John Henry was believed to be born around the 1840’s and lived the early part of his life as a slave but was later freed after the war. He went to work as a steel-driver for the Chesapeake & Ohio Railroad.
He spent his day drilling holes by hitting thick steel spikes into rocks with his hammer. The rail road was progressimg nicely thanks in part to John Henry. But looming right smack in its path was Big Bend Mountain. The C&O Railroad bosses decided that they couldn’t go around the mile and a quarter thick mountain, so they decided to drill right through it.
It took three long years and many tragic deaths before it was completed. John Henry had worked tirelessly, drilling with a 14-pound hammer, and going 10 to 12 feet in one workday. No one was a match for him.
A salesman had wandered into the camp claiming he had a steam-powered drill that could out-drill any man. A contest was set up between John Henry and the drill. The foreman ran the drill and John Henry pulled out two 20-pound hammers, one in each hand. They drilled and drilled, dust rising everywhere. The men were howling and cheering. At the end of 35 minutes, John Henry had drilled two seven foot holes – a total of fourteen feet, while the steam drill had only drilled one nine-foot hole.
John Henry was the winner and held up his hammers in celebration. The men shouted and cheered. The noise was so loud, it took a moment for the men to realize that John Henry was tottering. Exhausted, the mighty man crashed to the ground, the hammer’s rolling from his grasp. The crowd went silent as the foreman rushed to his side. But it was too late, his heart had given out from over exertion.
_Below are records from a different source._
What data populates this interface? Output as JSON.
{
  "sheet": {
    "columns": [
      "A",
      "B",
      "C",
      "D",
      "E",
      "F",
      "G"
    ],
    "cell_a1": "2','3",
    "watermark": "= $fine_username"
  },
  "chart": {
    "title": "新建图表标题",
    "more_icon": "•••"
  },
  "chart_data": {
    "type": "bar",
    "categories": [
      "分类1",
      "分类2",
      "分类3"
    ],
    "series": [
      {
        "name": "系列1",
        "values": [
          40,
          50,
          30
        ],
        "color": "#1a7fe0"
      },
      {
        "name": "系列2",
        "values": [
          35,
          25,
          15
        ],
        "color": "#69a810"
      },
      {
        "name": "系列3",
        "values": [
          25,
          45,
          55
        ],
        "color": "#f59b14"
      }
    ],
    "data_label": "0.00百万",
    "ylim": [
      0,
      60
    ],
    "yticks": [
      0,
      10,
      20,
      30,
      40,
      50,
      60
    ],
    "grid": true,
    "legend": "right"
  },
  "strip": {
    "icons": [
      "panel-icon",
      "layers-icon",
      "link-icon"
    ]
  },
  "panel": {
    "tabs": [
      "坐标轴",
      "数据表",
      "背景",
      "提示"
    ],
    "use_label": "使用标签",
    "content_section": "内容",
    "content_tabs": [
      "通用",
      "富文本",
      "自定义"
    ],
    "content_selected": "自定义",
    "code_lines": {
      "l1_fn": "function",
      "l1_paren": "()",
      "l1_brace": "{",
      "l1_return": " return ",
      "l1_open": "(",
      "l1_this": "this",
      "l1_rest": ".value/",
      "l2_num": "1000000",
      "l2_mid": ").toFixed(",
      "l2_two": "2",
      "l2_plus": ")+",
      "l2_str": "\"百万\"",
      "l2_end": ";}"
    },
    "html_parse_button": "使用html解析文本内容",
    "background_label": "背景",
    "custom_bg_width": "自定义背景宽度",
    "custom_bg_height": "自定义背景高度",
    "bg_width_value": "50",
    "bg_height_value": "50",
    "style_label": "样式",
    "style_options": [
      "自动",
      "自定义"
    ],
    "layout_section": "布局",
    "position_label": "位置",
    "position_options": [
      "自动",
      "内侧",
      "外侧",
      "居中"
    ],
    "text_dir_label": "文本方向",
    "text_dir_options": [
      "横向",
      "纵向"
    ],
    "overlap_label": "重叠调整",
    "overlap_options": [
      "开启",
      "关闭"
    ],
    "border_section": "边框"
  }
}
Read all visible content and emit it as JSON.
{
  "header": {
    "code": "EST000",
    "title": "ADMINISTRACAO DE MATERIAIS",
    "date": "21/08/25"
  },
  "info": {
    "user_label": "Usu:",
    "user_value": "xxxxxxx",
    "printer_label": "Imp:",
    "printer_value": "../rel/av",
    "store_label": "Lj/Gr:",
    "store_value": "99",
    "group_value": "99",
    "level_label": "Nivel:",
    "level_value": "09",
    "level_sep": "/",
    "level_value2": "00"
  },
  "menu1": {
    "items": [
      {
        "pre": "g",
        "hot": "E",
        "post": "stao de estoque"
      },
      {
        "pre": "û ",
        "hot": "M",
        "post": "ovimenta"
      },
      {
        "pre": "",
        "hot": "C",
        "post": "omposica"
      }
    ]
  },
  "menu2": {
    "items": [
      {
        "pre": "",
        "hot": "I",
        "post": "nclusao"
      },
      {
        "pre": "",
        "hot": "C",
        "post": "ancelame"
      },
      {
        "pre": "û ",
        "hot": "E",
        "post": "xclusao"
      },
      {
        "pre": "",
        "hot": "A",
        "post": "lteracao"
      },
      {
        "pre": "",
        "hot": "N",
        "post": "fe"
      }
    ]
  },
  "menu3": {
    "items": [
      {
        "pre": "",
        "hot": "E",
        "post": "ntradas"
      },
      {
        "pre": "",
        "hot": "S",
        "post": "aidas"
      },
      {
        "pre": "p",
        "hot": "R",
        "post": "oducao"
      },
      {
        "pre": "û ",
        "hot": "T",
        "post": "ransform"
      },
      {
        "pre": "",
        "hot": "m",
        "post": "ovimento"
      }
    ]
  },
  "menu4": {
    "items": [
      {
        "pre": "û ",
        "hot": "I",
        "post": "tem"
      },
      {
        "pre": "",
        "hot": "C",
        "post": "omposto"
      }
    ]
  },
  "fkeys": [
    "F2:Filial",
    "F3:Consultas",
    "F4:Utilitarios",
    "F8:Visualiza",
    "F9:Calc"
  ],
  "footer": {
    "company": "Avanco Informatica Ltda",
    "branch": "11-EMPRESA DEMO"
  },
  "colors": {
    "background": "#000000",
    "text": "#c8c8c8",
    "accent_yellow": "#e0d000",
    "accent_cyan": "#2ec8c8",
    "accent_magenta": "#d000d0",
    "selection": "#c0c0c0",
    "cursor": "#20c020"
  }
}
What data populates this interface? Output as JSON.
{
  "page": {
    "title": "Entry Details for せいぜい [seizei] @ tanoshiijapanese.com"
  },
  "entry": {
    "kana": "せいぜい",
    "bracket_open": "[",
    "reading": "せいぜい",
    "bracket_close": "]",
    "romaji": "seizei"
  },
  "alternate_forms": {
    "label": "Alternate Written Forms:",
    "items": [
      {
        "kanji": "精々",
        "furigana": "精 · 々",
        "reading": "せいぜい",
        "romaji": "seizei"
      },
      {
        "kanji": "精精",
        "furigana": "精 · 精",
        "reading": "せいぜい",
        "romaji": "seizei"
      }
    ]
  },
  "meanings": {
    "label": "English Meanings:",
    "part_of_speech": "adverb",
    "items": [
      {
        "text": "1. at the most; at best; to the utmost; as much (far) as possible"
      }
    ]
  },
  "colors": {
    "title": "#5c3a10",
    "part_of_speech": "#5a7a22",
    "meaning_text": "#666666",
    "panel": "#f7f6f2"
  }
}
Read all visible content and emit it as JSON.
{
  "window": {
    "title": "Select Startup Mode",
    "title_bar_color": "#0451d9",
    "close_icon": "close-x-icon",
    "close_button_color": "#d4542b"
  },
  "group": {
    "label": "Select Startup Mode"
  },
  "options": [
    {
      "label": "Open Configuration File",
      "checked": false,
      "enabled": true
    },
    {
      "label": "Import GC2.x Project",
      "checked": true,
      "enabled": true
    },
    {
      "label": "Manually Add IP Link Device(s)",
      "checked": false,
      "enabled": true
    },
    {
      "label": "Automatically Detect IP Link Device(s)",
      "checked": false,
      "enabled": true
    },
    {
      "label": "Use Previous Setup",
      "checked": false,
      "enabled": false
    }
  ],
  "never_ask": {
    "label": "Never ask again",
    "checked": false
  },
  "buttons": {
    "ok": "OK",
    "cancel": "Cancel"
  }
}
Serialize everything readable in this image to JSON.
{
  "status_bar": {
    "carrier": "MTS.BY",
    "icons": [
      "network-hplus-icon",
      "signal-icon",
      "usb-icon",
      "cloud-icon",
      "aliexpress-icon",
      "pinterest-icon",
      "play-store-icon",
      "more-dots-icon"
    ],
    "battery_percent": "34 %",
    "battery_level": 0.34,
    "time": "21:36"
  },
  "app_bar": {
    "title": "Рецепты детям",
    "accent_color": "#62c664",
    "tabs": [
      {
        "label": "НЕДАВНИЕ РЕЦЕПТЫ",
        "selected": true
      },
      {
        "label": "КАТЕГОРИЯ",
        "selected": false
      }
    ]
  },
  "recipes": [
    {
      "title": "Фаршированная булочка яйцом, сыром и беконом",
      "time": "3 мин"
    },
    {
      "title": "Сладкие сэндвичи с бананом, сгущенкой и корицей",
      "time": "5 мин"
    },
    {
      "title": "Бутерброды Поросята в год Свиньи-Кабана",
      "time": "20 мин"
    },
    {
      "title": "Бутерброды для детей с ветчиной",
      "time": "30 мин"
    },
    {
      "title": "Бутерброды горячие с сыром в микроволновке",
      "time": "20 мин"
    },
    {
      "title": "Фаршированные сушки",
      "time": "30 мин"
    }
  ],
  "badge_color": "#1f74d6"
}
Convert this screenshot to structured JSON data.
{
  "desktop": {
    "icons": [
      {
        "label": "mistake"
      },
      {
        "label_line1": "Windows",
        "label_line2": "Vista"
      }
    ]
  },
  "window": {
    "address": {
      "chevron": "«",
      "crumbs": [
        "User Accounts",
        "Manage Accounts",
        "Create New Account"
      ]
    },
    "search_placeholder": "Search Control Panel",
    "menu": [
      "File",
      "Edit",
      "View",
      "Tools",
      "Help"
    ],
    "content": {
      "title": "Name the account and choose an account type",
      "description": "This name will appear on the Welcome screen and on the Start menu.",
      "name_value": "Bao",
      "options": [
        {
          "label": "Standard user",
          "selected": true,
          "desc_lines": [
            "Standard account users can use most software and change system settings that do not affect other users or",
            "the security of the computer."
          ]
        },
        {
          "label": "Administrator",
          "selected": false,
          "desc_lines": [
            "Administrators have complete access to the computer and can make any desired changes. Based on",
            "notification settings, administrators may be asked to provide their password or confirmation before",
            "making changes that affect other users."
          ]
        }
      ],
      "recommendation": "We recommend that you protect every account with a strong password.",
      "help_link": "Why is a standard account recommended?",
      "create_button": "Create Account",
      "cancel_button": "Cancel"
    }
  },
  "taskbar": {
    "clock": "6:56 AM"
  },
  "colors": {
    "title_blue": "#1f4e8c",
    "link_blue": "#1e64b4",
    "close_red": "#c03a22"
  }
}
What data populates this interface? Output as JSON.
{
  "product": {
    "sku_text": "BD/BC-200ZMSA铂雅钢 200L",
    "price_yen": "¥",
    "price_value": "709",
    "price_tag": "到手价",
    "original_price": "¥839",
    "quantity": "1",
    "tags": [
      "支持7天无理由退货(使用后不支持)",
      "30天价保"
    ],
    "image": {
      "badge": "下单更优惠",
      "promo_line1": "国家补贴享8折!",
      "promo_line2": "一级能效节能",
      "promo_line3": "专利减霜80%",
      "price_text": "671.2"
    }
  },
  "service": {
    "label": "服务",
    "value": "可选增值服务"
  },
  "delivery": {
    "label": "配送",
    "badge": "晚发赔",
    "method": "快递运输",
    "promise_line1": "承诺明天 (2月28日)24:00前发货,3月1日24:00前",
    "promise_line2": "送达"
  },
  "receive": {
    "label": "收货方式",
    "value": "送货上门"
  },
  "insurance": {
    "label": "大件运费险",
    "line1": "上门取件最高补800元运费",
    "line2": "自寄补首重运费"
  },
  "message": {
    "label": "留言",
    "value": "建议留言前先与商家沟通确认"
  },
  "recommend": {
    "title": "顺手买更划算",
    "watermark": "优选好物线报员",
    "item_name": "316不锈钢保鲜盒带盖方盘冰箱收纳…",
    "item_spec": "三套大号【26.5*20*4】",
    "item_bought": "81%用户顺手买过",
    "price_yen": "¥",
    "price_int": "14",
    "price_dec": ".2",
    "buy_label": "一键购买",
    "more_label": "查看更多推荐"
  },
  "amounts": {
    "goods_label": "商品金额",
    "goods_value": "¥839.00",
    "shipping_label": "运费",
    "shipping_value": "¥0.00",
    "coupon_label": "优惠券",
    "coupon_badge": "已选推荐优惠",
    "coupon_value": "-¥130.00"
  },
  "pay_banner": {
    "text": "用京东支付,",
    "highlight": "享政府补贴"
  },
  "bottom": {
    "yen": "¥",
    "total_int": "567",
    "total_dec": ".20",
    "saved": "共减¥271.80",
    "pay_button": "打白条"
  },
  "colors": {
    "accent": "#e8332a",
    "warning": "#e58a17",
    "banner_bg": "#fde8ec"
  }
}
John Henry’s likeness is believed by many to be carved into the rock inside the Big Bend Tunnel. And if you walk to the edge of the blackness of the tunnel, sometimes you can hear the sounds of his hammers drilling into the rock.